__Your instructions__. Check every line below, and copy those that include "than".

START Dataset

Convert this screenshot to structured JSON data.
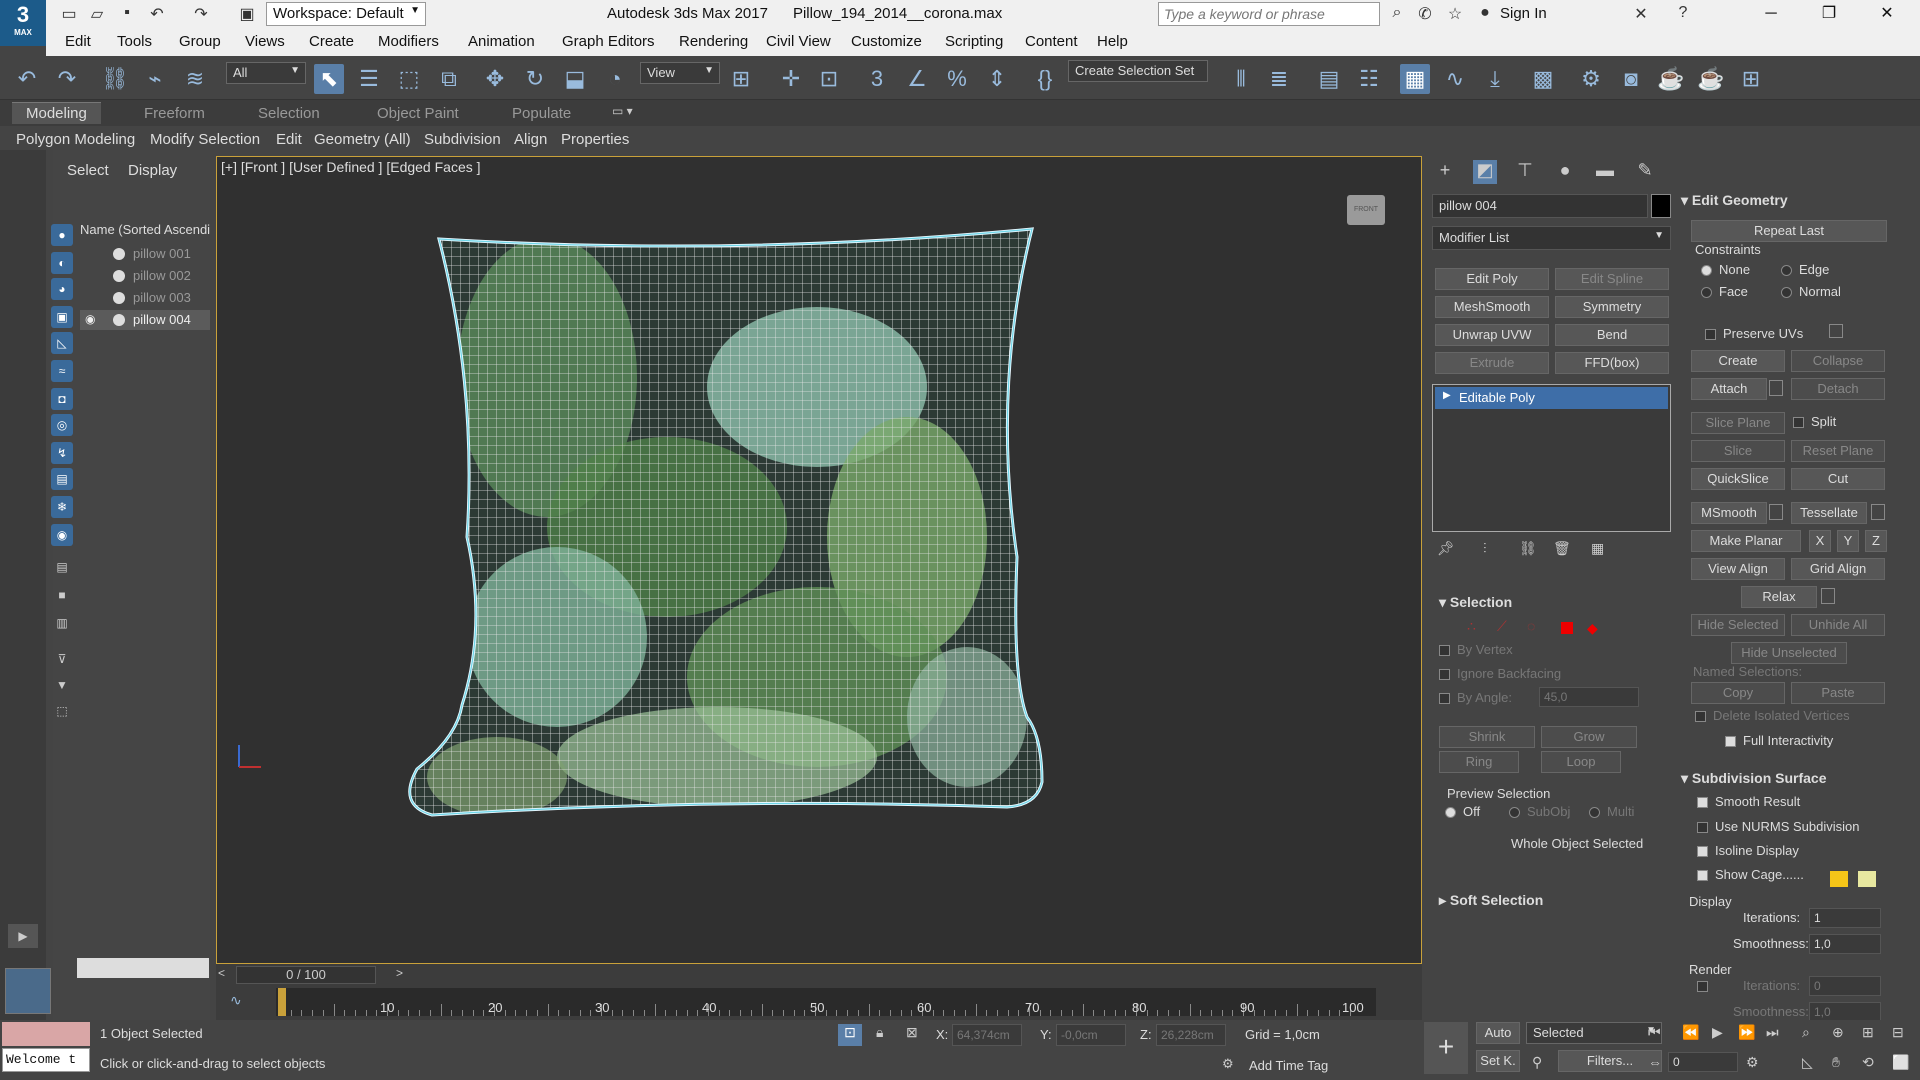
{
  "app": {
    "title": "Autodesk 3ds Max 2017",
    "file": "Pillow_194_2014__corona.max",
    "logo_main": "3",
    "logo_sub": "MAX"
  },
  "workspace": "Workspace: Default",
  "search": {
    "placeholder": "Type a keyword or phrase"
  },
  "signin": "Sign In",
  "menu": [
    "Edit",
    "Tools",
    "Group",
    "Views",
    "Create",
    "Modifiers",
    "Animation",
    "Graph Editors",
    "Rendering",
    "Civil View",
    "Customize",
    "Scripting",
    "Content",
    "Help"
  ],
  "toolbar": {
    "filter": "All",
    "view": "View",
    "selection_set": "Create Selection Set"
  },
  "ribbon": {
    "tabs": [
      "Modeling",
      "Freeform",
      "Selection",
      "Object Paint",
      "Populate"
    ]
  },
  "subribbon": [
    "Polygon Modeling",
    "Modify Selection",
    "Edit",
    "Geometry (All)",
    "Subdivision",
    "Align",
    "Properties"
  ],
  "scene": {
    "tabs": [
      "Select",
      "Display"
    ],
    "column": "Name (Sorted Ascendi",
    "items": [
      {
        "name": "pillow 001",
        "visible": false
      },
      {
        "name": "pillow 002",
        "visible": false
      },
      {
        "name": "pillow 003",
        "visible": false
      },
      {
        "name": "pillow 004",
        "visible": true
      }
    ]
  },
  "viewport": {
    "label": "[+] [Front ] [User Defined ] [Edged Faces ]",
    "navcube": "FRONT"
  },
  "command": {
    "object_name": "pillow 004",
    "modifier_list": "Modifier List",
    "buttons": [
      "Edit Poly",
      "Edit Spline",
      "MeshSmooth",
      "Symmetry",
      "Unwrap UVW",
      "Bend",
      "Extrude",
      "FFD(box)"
    ],
    "stack_item": "Editable Poly"
  },
  "selection_rollout": {
    "title": "Selection",
    "by_vertex": "By Vertex",
    "ignore_backfacing": "Ignore Backfacing",
    "by_angle": "By Angle:",
    "angle_value": "45,0",
    "shrink": "Shrink",
    "grow": "Grow",
    "ring": "Ring",
    "loop": "Loop",
    "preview": "Preview Selection",
    "off": "Off",
    "subobj": "SubObj",
    "multi": "Multi",
    "status": "Whole Object Selected",
    "soft": "Soft Selection"
  },
  "edit_geometry": {
    "title": "Edit Geometry",
    "repeat_last": "Repeat Last",
    "constraints": "Constraints",
    "none": "None",
    "edge": "Edge",
    "face": "Face",
    "normal": "Normal",
    "preserve_uvs": "Preserve UVs",
    "create": "Create",
    "collapse": "Collapse",
    "attach": "Attach",
    "detach": "Detach",
    "slice_plane": "Slice Plane",
    "split": "Split",
    "slice": "Slice",
    "reset_plane": "Reset Plane",
    "quickslice": "QuickSlice",
    "cut": "Cut",
    "msmooth": "MSmooth",
    "tessellate": "Tessellate",
    "make_planar": "Make Planar",
    "x": "X",
    "y": "Y",
    "z": "Z",
    "view_align": "View Align",
    "grid_align": "Grid Align",
    "relax": "Relax",
    "hide_selected": "Hide Selected",
    "unhide_all": "Unhide All",
    "hide_unselected": "Hide Unselected",
    "named_sel": "Named Selections:",
    "copy": "Copy",
    "paste": "Paste",
    "delete_iso": "Delete Isolated Vertices",
    "full_inter": "Full Interactivity"
  },
  "subdivision": {
    "title": "Subdivision Surface",
    "smooth_result": "Smooth Result",
    "use_nurms": "Use NURMS Subdivision",
    "isoline": "Isoline Display",
    "show_cage": "Show Cage......",
    "display": "Display",
    "iterations_label": "Iterations:",
    "iterations": "1",
    "smoothness_label": "Smoothness:",
    "smoothness": "1,0",
    "render": "Render",
    "r_iterations": "0",
    "r_smoothness_label": "Smoothness:",
    "r_smoothness": "1,0",
    "cage_color1": "#f5c518",
    "cage_color2": "#e8e8a0"
  },
  "timeline": {
    "frame": "0 / 100",
    "ticks": [
      "10",
      "20",
      "30",
      "40",
      "50",
      "60",
      "70",
      "80",
      "90",
      "100"
    ]
  },
  "status": {
    "objects": "1 Object Selected",
    "hint": "Click or click-and-drag to select objects",
    "welcome": "Welcome t",
    "x_label": "X:",
    "x": "64,374cm",
    "y_label": "Y:",
    "y": "-0,0cm",
    "z_label": "Z:",
    "z": "26,228cm",
    "grid": "Grid = 1,0cm",
    "add_time_tag": "Add Time Tag",
    "auto": "Auto",
    "setk": "Set K.",
    "selected": "Selected",
    "filters": "Filters...",
    "frame_field": "0"
  }
}
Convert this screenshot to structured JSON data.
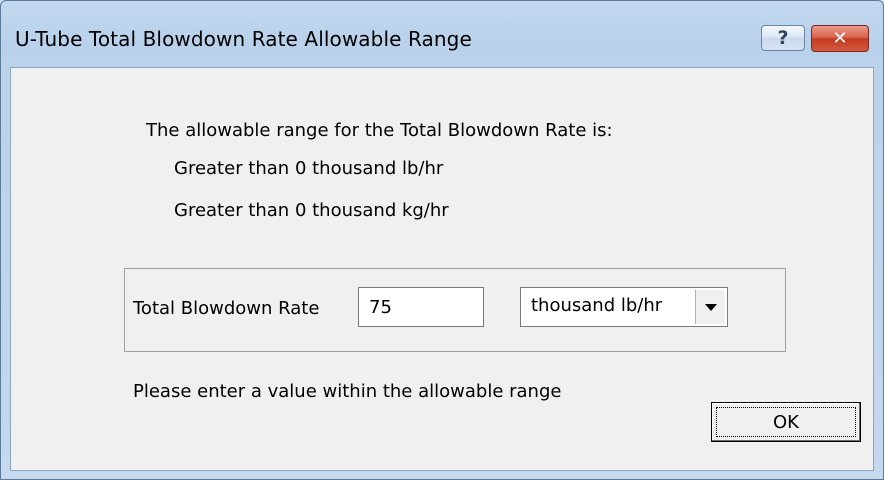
{
  "window": {
    "title": "U-Tube Total Blowdown Rate Allowable Range",
    "help_label": "?",
    "close_label": "✕"
  },
  "info": {
    "heading": "The allowable range for the Total Blowdown Rate is:",
    "range_english": "Greater than 0 thousand lb/hr",
    "range_metric": "Greater than 0 thousand kg/hr"
  },
  "input": {
    "label": "Total Blowdown Rate",
    "value": "75",
    "unit_selected": "thousand lb/hr"
  },
  "message": "Please enter a value within the allowable range",
  "ok_label": "OK",
  "colors": {
    "title_bar": "#b9d1ea",
    "client_bg": "#f0f0f0",
    "close_button": "#c23a22"
  },
  "icons": {
    "help": "question-icon",
    "close": "close-icon",
    "dropdown": "chevron-down-icon"
  }
}
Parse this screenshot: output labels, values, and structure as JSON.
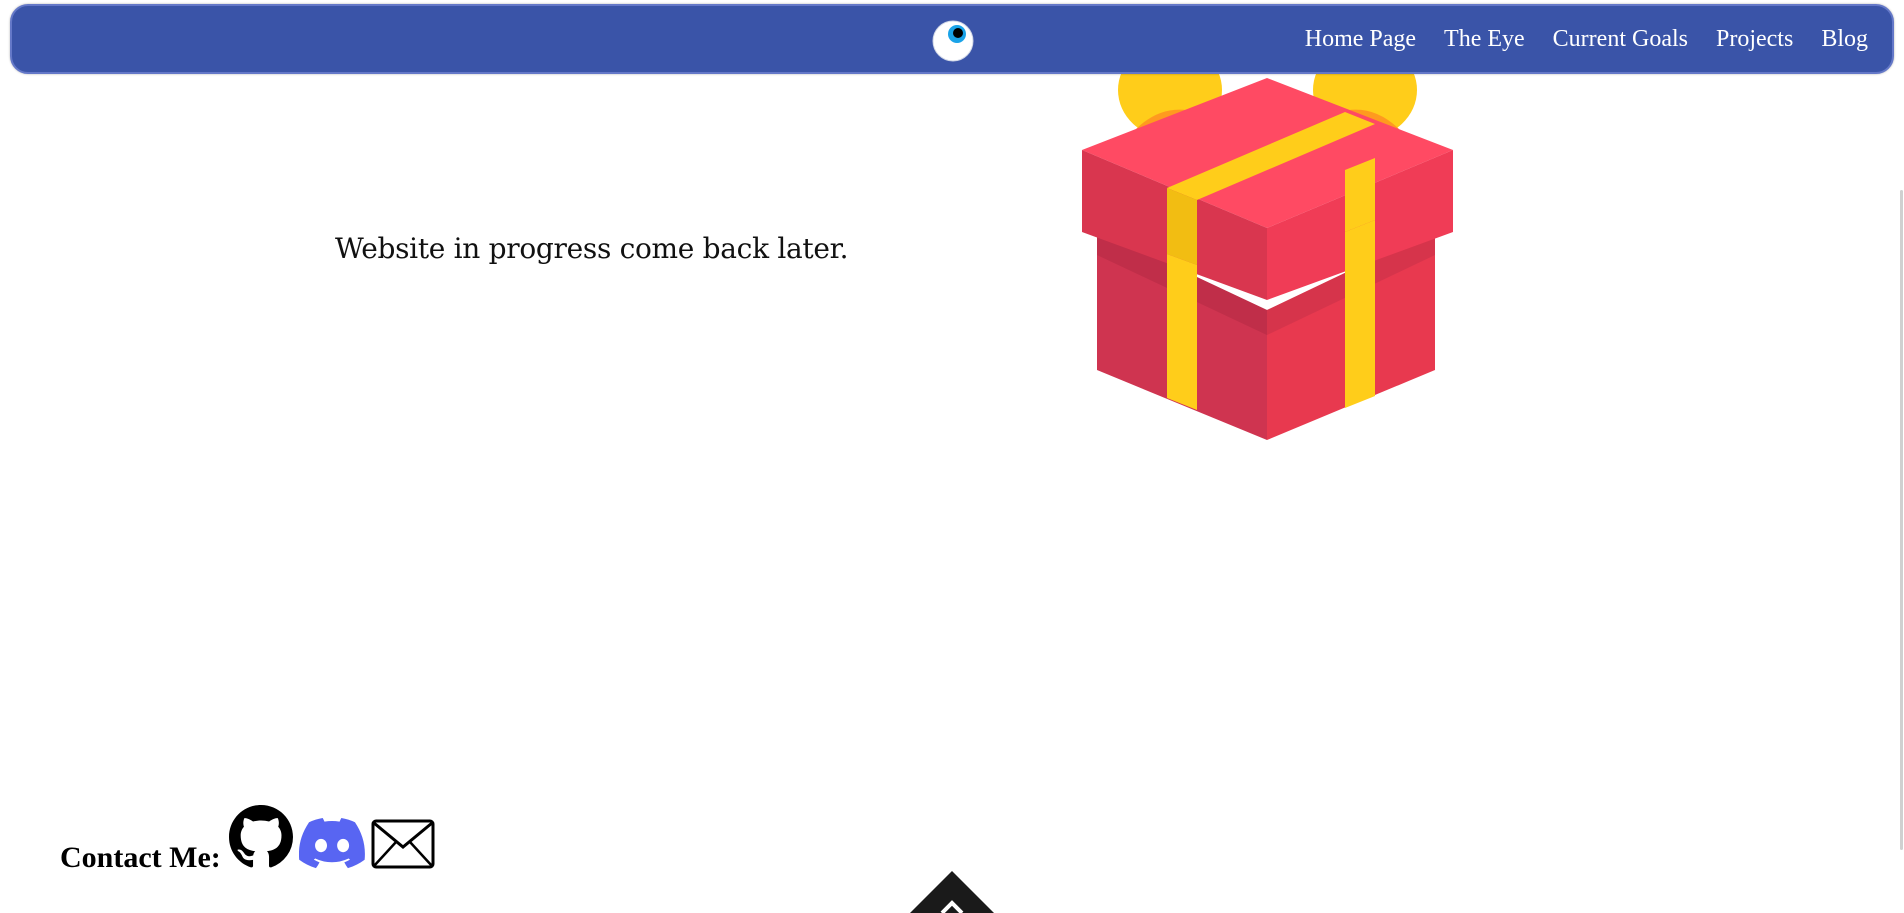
{
  "nav": {
    "logo_icon": "eye-icon",
    "links": [
      {
        "label": "Home Page"
      },
      {
        "label": "The Eye"
      },
      {
        "label": "Current Goals"
      },
      {
        "label": "Projects"
      },
      {
        "label": "Blog"
      }
    ]
  },
  "main": {
    "message": "Website in progress come back later.",
    "image_icon": "gift-box-icon"
  },
  "footer": {
    "contact_label": "Contact Me:",
    "icons": [
      "github-icon",
      "discord-icon",
      "email-icon"
    ],
    "back_to_top_icon": "arrow-up-icon"
  },
  "colors": {
    "nav_bg": "#3a54a8",
    "nav_border": "#6478c8",
    "discord": "#5865f2",
    "gift_red": "#e8394f",
    "gift_ribbon": "#ffcd1a"
  }
}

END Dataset

__Result of this task__.
    "range_english": "Greater than 0 thousand lb/hr",
    "range_metric": "Greater than 0 thousand kg/hr"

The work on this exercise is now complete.